The Nitish Kumar led government has already repealed APMC act in 2006 and therefore it was allowed to sell the produce directly to the market. Kaushalendra started bringing the farmers together to sell their produce directly to the market, and today more than 35,000 farmers across six districts are part of his foundation.
“Several initiatives across the country are helping farmers through, say, solar energy provision or getting the farmers’ markets online. And I noticed that these are isolated programmes, though wonderful by themselves, do not make a farmer completely independent. I decided to integrate several initiatives instead of starting something unique myself,” he said.
“Our agenda was to help farmers optimise their income through fair means while offering the end-customer with the choicest of fresh vegetables and fruits,” he adds.

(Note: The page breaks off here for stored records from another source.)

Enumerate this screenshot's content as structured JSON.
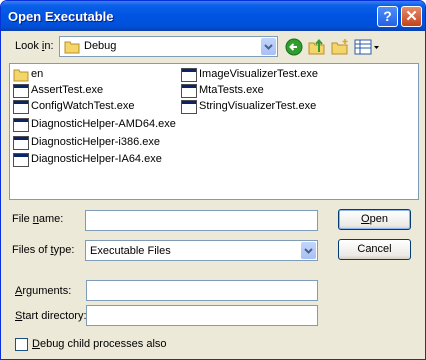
{
  "window": {
    "title": "Open Executable",
    "help_glyph": "?",
    "close_glyph": "✕"
  },
  "look_in": {
    "label_prefix": "Look ",
    "label_hot": "i",
    "label_suffix": "n:",
    "value": "Debug"
  },
  "files_left": [
    "en",
    "AssertTest.exe",
    "ConfigWatchTest.exe",
    "DiagnosticHelper-AMD64.exe",
    "DiagnosticHelper-i386.exe",
    "DiagnosticHelper-IA64.exe"
  ],
  "files_right": [
    "ImageVisualizerTest.exe",
    "MtaTests.exe",
    "StringVisualizerTest.exe"
  ],
  "file_name": {
    "label_prefix": "File ",
    "label_hot": "n",
    "label_suffix": "ame:",
    "value": ""
  },
  "file_type": {
    "label_prefix": "Files of ",
    "label_hot": "t",
    "label_suffix": "ype:",
    "value": "Executable Files"
  },
  "arguments": {
    "label_hot": "A",
    "label_suffix": "rguments:",
    "value": ""
  },
  "start_dir": {
    "label_hot": "S",
    "label_suffix": "tart directory:",
    "value": ""
  },
  "debug_child": {
    "label_hot": "D",
    "label_suffix": "ebug child processes also",
    "checked": false
  },
  "buttons": {
    "open_hot": "O",
    "open_suffix": "pen",
    "cancel": "Cancel"
  },
  "colors": {
    "titlebar": "#0054e3",
    "dialog_bg": "#ece9d8",
    "field_border": "#7f9db9"
  }
}
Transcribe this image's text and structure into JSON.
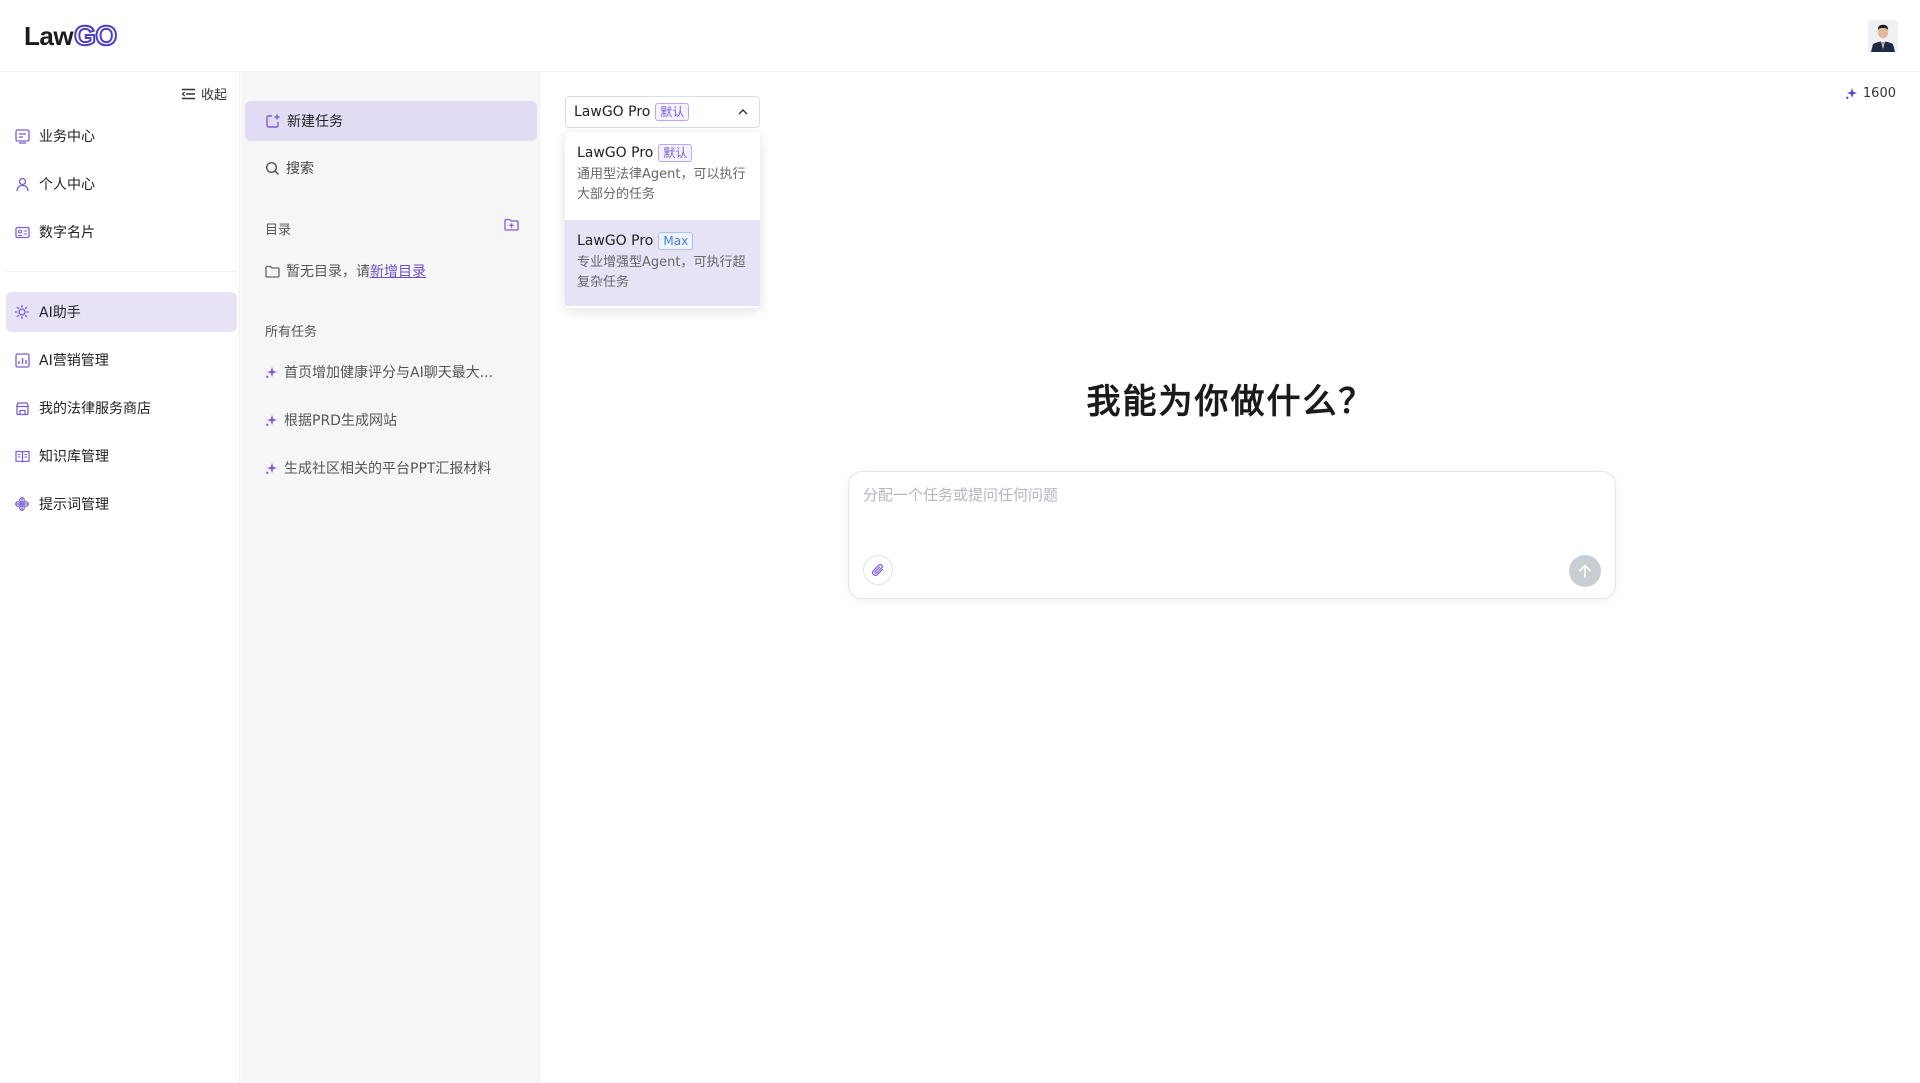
{
  "app": {
    "logo_law": "Law",
    "logo_go": "GO"
  },
  "sidebar": {
    "collapse_label": "收起",
    "items": [
      {
        "label": "业务中心",
        "icon": "dashboard-icon"
      },
      {
        "label": "个人中心",
        "icon": "user-icon"
      },
      {
        "label": "数字名片",
        "icon": "card-icon"
      },
      {
        "label": "AI助手",
        "icon": "ai-assistant-icon",
        "active": true
      },
      {
        "label": "AI营销管理",
        "icon": "chart-icon"
      },
      {
        "label": "我的法律服务商店",
        "icon": "store-icon"
      },
      {
        "label": "知识库管理",
        "icon": "book-icon"
      },
      {
        "label": "提示词管理",
        "icon": "prompt-icon"
      }
    ]
  },
  "panel": {
    "new_task": "新建任务",
    "search": "搜索",
    "directory_label": "目录",
    "empty_dir_text": "暂无目录，请",
    "empty_dir_link": "新增目录",
    "all_tasks_label": "所有任务",
    "tasks": [
      "首页增加健康评分与AI聊天最大...",
      "根据PRD生成网站",
      "生成社区相关的平台PPT汇报材料"
    ]
  },
  "main": {
    "model_select": {
      "name": "LawGO Pro",
      "tag": "默认"
    },
    "options": [
      {
        "name": "LawGO Pro",
        "tag": "默认",
        "desc": "通用型法律Agent，可以执行大部分的任务"
      },
      {
        "name": "LawGO Pro",
        "tag": "Max",
        "desc": "专业增强型Agent，可执行超复杂任务"
      }
    ],
    "credits": "1600",
    "title": "我能为你做什么？",
    "input_placeholder": "分配一个任务或提问任何问题"
  },
  "colors": {
    "accent": "#6a4fc9",
    "active_bg": "#e8e2f7",
    "new_task_bg": "#e2dbf4"
  }
}
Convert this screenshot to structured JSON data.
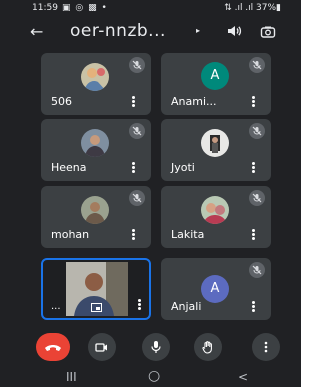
{
  "status": {
    "time": "11:59",
    "icons": "▣ ◎ ▩ •",
    "right": "⇅ .ıl .ıl 37%▮"
  },
  "topbar": {
    "title": "oer-nnzb...",
    "caret": "▸"
  },
  "participants": [
    {
      "name": "506",
      "type": "photo"
    },
    {
      "name": "Anami...",
      "type": "letter",
      "letter": "A",
      "color": "#00897b"
    },
    {
      "name": "Heena",
      "type": "photo"
    },
    {
      "name": "Jyoti",
      "type": "photo"
    },
    {
      "name": "mohan",
      "type": "photo"
    },
    {
      "name": "Lakita",
      "type": "photo"
    },
    {
      "name": "Anjali",
      "type": "letter",
      "letter": "A",
      "color": "#5c6bc0"
    }
  ],
  "self": {
    "name": "..."
  },
  "colors": {
    "end_call": "#ea4335",
    "self_border": "#1a73e8"
  },
  "nav": {
    "recents": "III",
    "home": "○",
    "back": "<"
  }
}
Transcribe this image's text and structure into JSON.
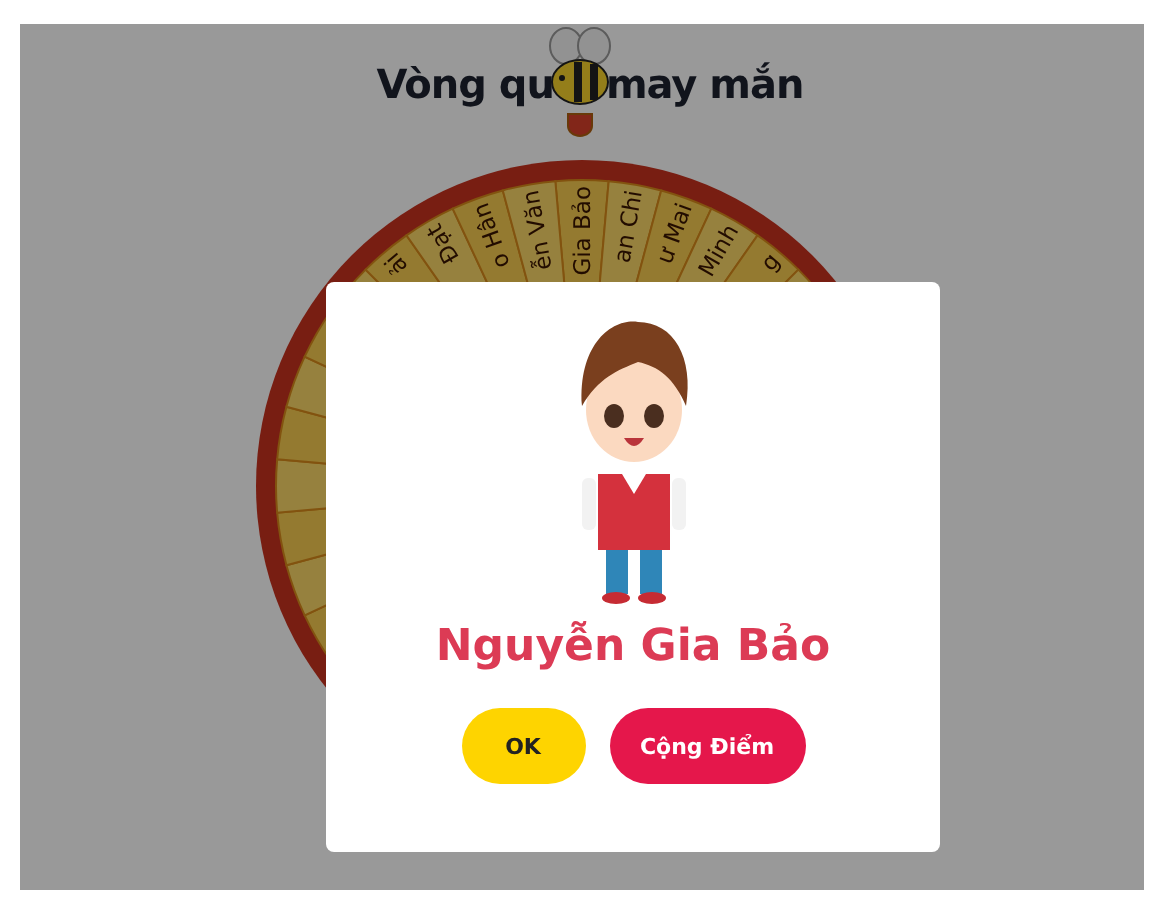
{
  "page": {
    "title_parts": [
      "Vòng qu",
      "may mắn"
    ]
  },
  "wheel": {
    "labels": [
      "ải",
      "Đạt",
      "o Hân",
      "ễn Văn",
      "Gia Bảo",
      "an Chi",
      "ư Mai",
      "Minh",
      "g"
    ]
  },
  "dialog": {
    "name": "Nguyễn Gia Bảo",
    "buttons": [
      {
        "label": "OK",
        "kind": "secondary"
      },
      {
        "label": "Cộng Điểm",
        "kind": "primary"
      }
    ]
  }
}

Today, the earning of Kaushalendra is in crores while that of farmers is in lakhs without any new innovation. All they have done is to capitalize on government schemes and cut the middlemen to directly reach the end-consumer. “We have also formed Farmer Producer Organisations (FPOs) wherein farmers form a group before selling their harvest. We have also formed five Mandis across Bihar which are owned by local communities. Farmers can sell their produce directly in these Mandis, cutting the need for middle-men,” says Kaushlendra.
A few weeks ago, the Modi government introduced three farmer bills to cut the bureaucrats and middlemen from the agricultural sector and link farmers directly to the market. What the Modi government is trying to do is to provide an opportunity for thousands of Kaushlendra across the country who could liberate the farmers and themselves from poverty.
The three bills would free-up the farmers to sell the produce directly in the market, minimize the government power to regulate the stocks of essential commodities which includes various agricultural products, and formalize contract farming. These bills would cut the ‘middlemen’ and improve farmer’s income, but, the opposition including Congress which promised to introduce the same reforms, are now opposing these bill and misinforming them for their petty politics.